Boy meets girl, boy cons girl, boy steals girl's money and honor — or does he?
The nature of self-delusion is explored with disturbing results in "Tryst," a dark, disquieting Edwardian psychological drama by Karoline Leach now performing at off-Broadway's Irish Repertory Theatre.
Leach has written a clever send-up of the standard gullible-female-meets-dastardly-villain scenario. Mark Shanahan portrays con man George Love with zeal, scoring laughs with his disheveled expressiveness even when the proceedings aren't so comical.
George preys on vulnerable women with any easily accessible money, but still considers himself a kind, generous man. He marries each woman and gives her one night of lovemaking, which he considers to be the "quid pro quo" for when he disappears the morning after, leaving the women penniless and heartbroken.
Things change for George when he meets a fretful, shy but talented hatmaker named Adelaide, played to nervous perfection by Andrea Maulella. In small, fluttering gestures, Maulella delicately reveals the reasons Adelaide is brimming with self-hatred.
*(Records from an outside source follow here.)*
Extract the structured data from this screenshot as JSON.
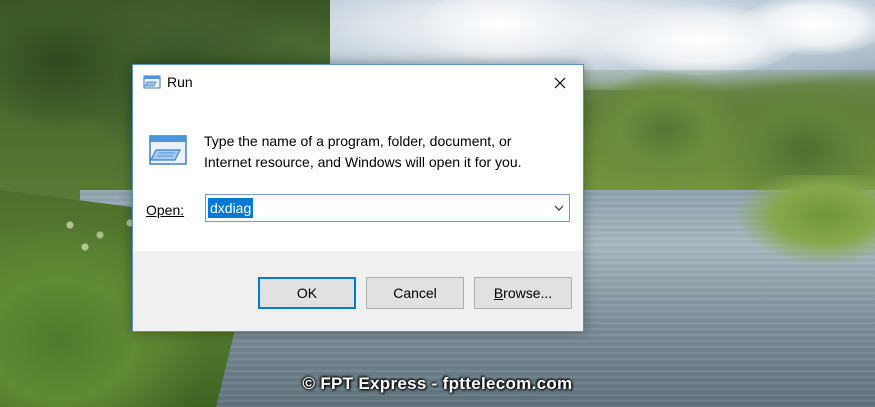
{
  "dialog": {
    "title": "Run",
    "close_icon": "close-icon",
    "app_icon": "run-icon",
    "description_line1": "Type the name of a program, folder, document, or",
    "description_line2": "Internet resource, and Windows will open it for you.",
    "open_label": "Open:",
    "open_value": "dxdiag",
    "dropdown_icon": "chevron-down-icon"
  },
  "buttons": {
    "ok": "OK",
    "cancel": "Cancel",
    "browse_prefix": "",
    "browse_underlined": "B",
    "browse_rest": "rowse..."
  },
  "watermark": "© FPT Express - fpttelecom.com",
  "colors": {
    "accent": "#0078d7",
    "dialog_border": "#5a8fcf",
    "footer_bg": "#f0f0f0",
    "button_bg": "#e1e1e1"
  }
}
But beneath the surface of a seemingly easy mark, Adelaide is steelier than she appears, and she upends George's modus operandi in unexpected, heartfelt ways.
The production is directed by Joe Brancato with a sure hand that builds the suspense in this battle-of-the-damaged-sexes thriller.
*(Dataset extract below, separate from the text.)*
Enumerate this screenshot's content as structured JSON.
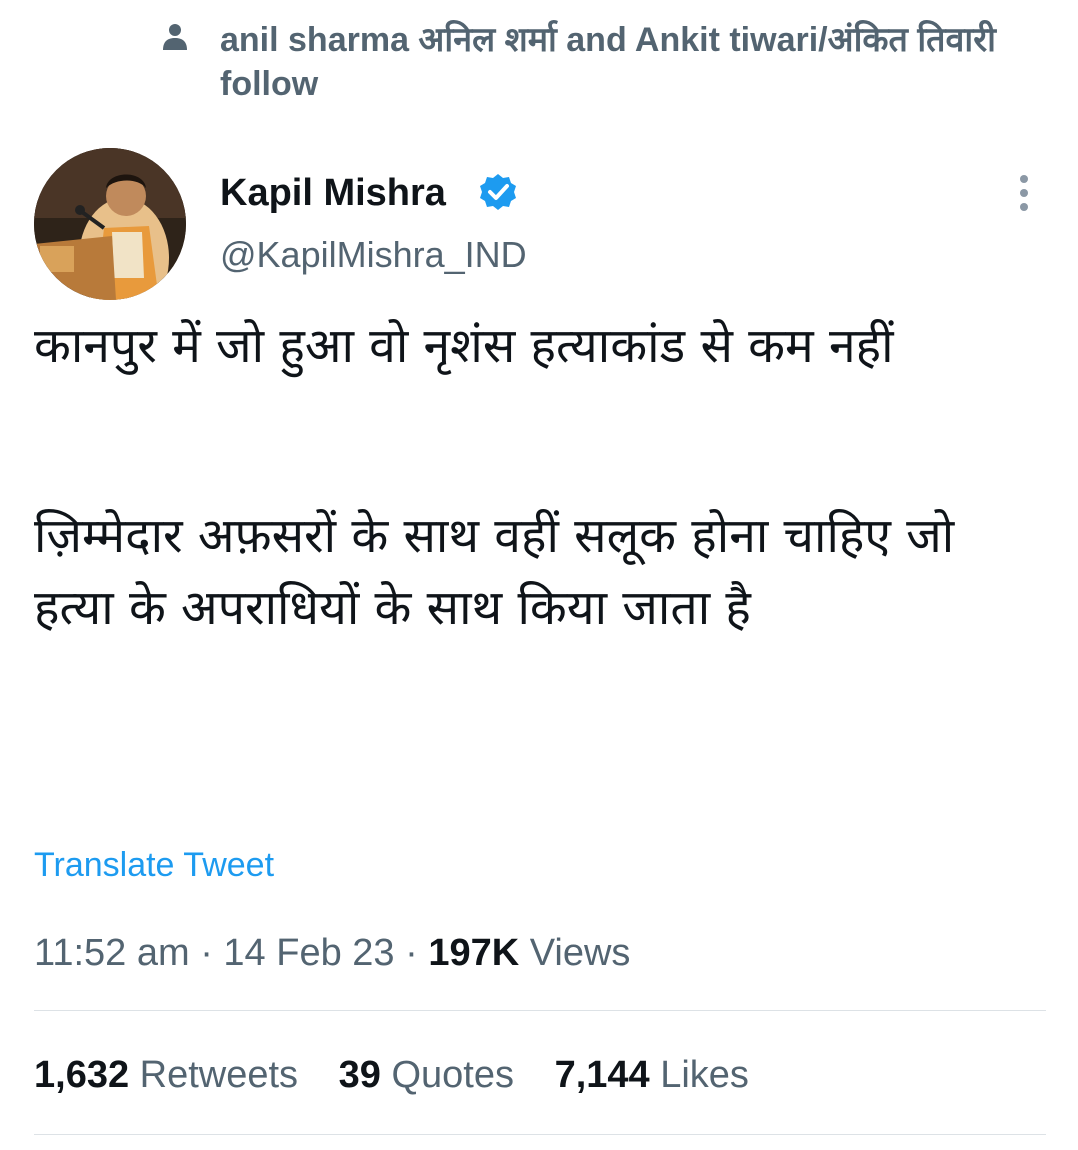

Michael Schweikardt's moody set transforms from a bleak, foggy London street to a down-at-heels seaside boarding-house room, in which the plot twists and turns pile up in the second act, aided by subtle lighting and sound design and Alejo Vietti's neatly detailed costumes.
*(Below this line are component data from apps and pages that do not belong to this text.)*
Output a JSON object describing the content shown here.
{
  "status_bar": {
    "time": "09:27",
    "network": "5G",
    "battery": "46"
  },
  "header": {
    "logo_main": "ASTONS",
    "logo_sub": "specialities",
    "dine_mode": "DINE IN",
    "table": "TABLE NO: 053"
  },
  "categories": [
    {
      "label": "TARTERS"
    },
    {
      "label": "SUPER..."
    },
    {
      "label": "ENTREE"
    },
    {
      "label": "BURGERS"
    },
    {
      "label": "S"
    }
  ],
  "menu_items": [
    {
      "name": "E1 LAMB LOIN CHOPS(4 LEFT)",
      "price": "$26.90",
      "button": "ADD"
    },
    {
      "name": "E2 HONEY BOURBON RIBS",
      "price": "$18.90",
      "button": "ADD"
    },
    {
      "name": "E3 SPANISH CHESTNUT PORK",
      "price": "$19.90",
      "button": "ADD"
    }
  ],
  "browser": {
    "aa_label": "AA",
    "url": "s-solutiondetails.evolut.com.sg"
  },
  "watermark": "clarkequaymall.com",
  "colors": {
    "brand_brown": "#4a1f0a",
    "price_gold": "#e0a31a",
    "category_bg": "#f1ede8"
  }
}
Maulella and Shanahan subtly and expertly provide convincing hope that their characters can transcend the narrow roles proscribed by their class and unfortunate circumstances.
"Tryst" is performing through Aug. 21.